> _Your task_
When a line below holds the string "bytes", show that line.
Top of Information supplied
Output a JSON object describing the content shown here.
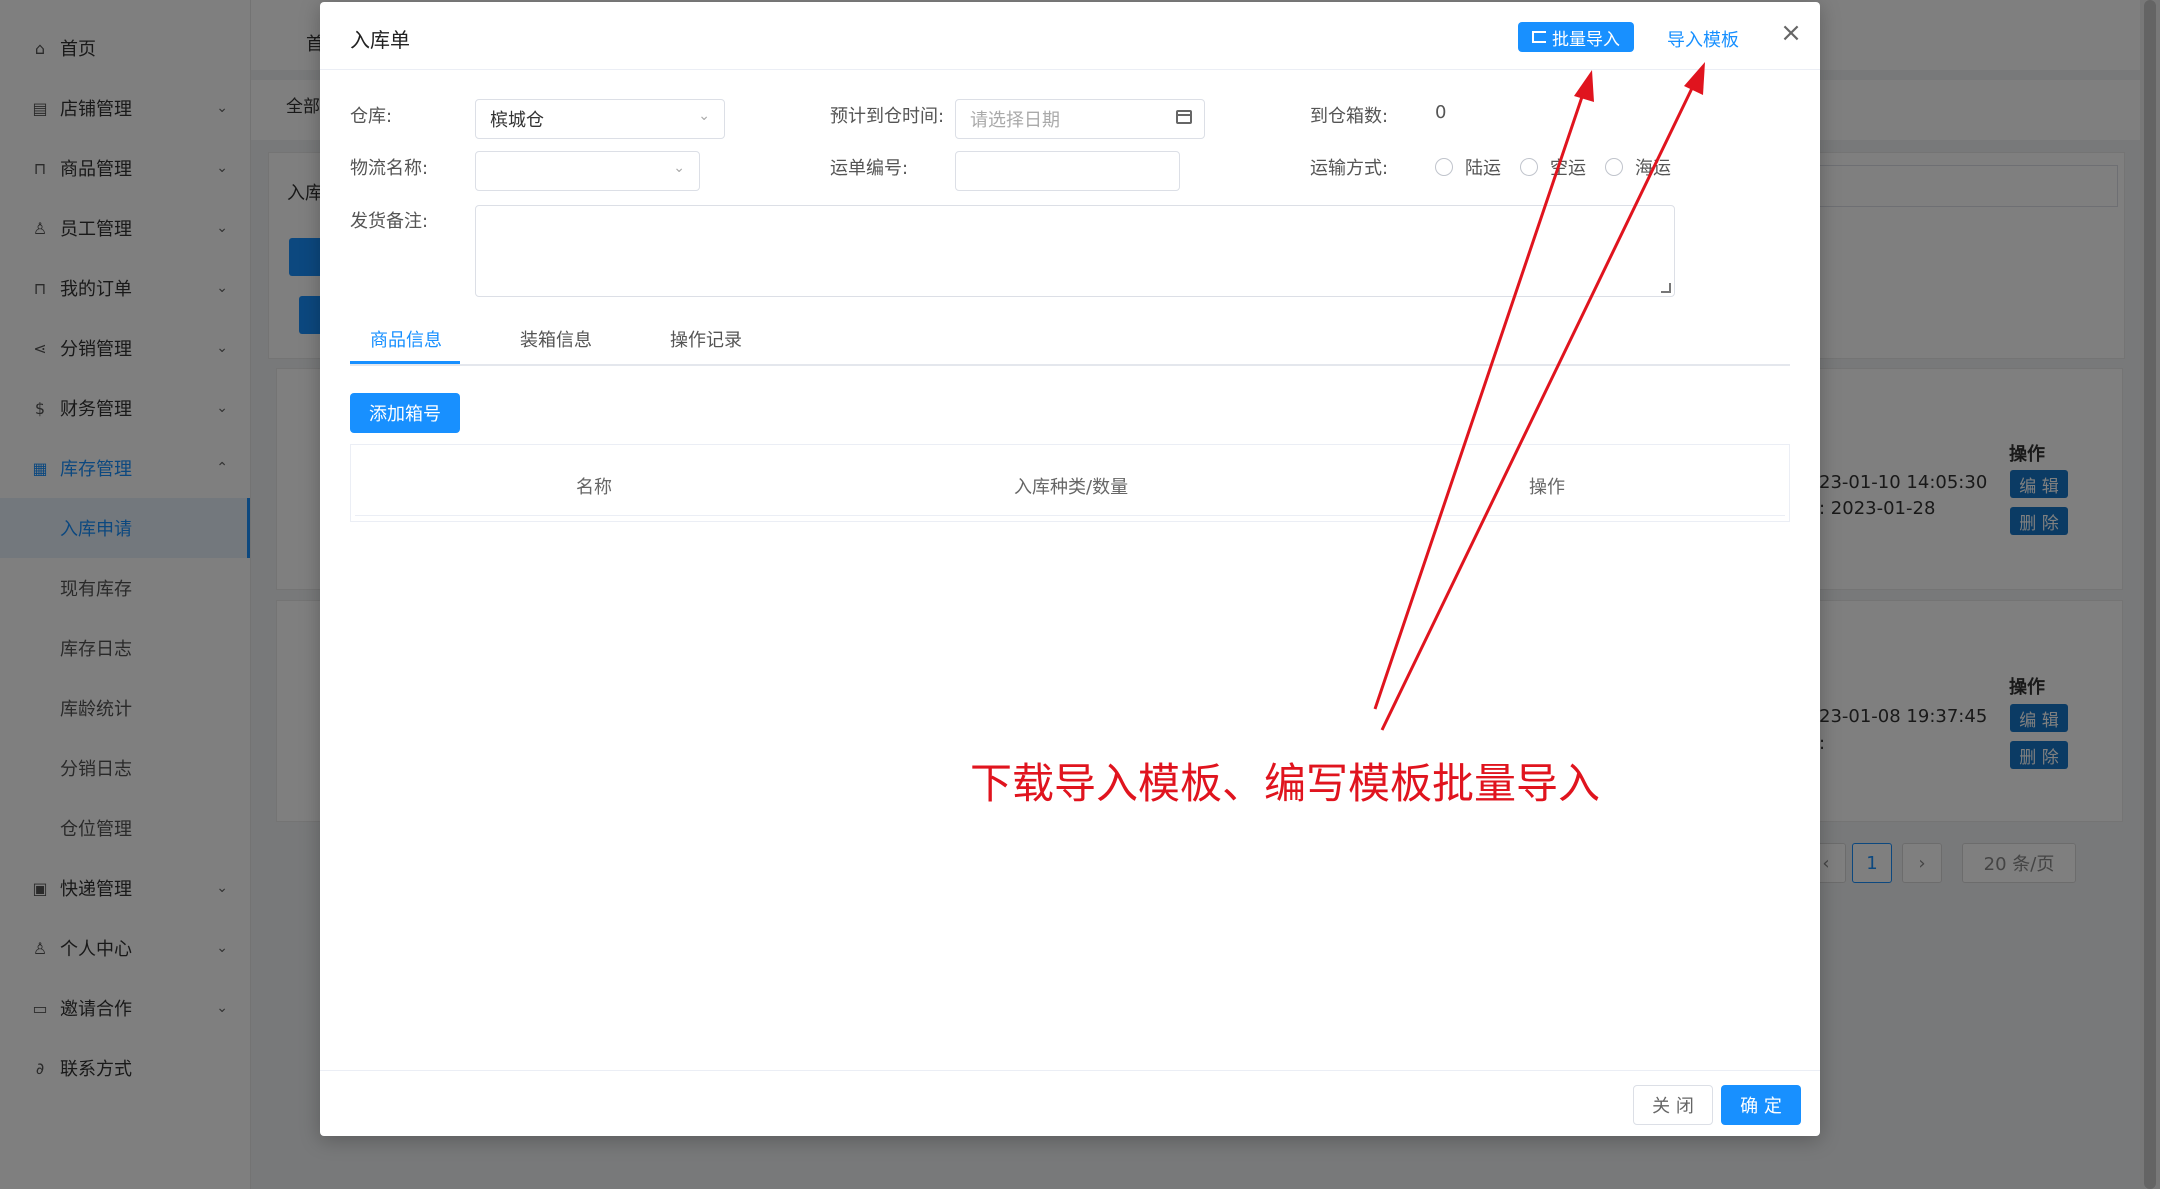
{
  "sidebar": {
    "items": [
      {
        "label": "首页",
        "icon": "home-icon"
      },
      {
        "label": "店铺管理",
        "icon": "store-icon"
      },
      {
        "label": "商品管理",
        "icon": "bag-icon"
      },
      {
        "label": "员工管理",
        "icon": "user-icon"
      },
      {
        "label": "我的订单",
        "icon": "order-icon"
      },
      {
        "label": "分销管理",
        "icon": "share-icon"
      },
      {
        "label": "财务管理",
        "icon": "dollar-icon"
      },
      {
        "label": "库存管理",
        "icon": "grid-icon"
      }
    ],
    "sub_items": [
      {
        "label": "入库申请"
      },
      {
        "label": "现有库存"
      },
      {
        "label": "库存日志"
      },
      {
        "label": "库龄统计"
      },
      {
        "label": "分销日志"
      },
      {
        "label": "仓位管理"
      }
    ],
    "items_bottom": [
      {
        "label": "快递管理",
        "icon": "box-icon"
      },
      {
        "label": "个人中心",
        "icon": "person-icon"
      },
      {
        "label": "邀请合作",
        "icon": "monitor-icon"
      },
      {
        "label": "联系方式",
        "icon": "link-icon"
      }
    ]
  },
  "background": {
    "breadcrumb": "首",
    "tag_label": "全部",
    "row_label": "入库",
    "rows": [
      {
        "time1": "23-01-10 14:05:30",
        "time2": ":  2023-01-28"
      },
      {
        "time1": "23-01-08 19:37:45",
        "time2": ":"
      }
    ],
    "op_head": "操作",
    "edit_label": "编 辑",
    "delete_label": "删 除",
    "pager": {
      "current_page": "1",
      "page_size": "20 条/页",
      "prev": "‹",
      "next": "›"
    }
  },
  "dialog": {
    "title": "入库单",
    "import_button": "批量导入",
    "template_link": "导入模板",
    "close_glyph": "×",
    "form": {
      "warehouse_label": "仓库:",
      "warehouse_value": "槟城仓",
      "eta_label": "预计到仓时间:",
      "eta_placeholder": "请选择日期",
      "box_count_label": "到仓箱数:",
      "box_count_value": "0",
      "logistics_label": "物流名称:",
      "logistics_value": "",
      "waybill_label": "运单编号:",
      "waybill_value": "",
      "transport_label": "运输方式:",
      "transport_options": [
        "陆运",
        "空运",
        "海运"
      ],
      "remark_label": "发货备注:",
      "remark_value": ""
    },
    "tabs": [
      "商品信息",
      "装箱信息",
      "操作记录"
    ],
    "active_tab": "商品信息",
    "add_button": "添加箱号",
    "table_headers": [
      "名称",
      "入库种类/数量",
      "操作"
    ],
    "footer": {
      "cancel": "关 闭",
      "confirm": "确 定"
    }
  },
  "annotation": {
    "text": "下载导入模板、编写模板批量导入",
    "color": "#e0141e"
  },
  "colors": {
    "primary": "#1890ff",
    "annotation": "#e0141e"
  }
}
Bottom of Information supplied
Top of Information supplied
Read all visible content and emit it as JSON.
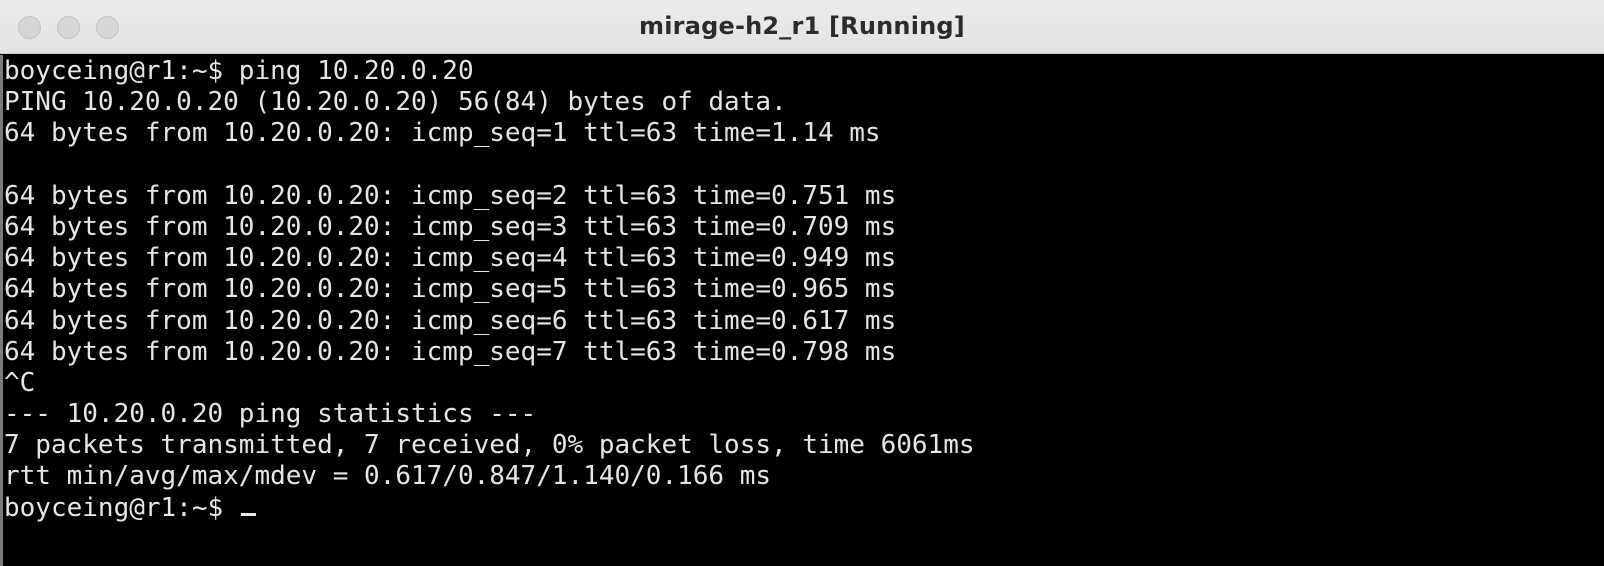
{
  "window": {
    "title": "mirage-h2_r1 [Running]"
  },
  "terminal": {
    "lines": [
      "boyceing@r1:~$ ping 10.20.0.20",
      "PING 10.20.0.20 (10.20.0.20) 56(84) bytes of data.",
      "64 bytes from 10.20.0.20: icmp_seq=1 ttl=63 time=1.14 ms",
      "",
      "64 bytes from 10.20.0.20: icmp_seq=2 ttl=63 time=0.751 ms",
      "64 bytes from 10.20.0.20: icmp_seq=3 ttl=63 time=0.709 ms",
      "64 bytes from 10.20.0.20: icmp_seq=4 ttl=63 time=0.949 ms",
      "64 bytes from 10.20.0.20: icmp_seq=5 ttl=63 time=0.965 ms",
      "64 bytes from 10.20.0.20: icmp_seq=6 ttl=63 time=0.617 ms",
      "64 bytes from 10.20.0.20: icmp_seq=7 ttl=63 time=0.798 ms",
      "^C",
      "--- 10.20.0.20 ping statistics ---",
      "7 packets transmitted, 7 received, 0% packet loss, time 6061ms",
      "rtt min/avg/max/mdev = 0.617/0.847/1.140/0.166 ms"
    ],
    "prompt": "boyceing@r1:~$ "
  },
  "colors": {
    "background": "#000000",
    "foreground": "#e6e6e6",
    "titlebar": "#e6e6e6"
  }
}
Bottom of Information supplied
> _Answer for the task_
      "PING 10.20.0.20 (10.20.0.20) 56(84) bytes of data.",
      "64 bytes from 10.20.0.20: icmp_seq=1 ttl=63 time=1.14 ms",
      "64 bytes from 10.20.0.20: icmp_seq=2 ttl=63 time=0.751 ms",
      "64 bytes from 10.20.0.20: icmp_seq=3 ttl=63 time=0.709 ms",
      "64 bytes from 10.20.0.20: icmp_seq=4 ttl=63 time=0.949 ms",
      "64 bytes from 10.20.0.20: icmp_seq=5 ttl=63 time=0.965 ms",
      "64 bytes from 10.20.0.20: icmp_seq=6 ttl=63 time=0.617 ms",
      "64 bytes from 10.20.0.20: icmp_seq=7 ttl=63 time=0.798 ms",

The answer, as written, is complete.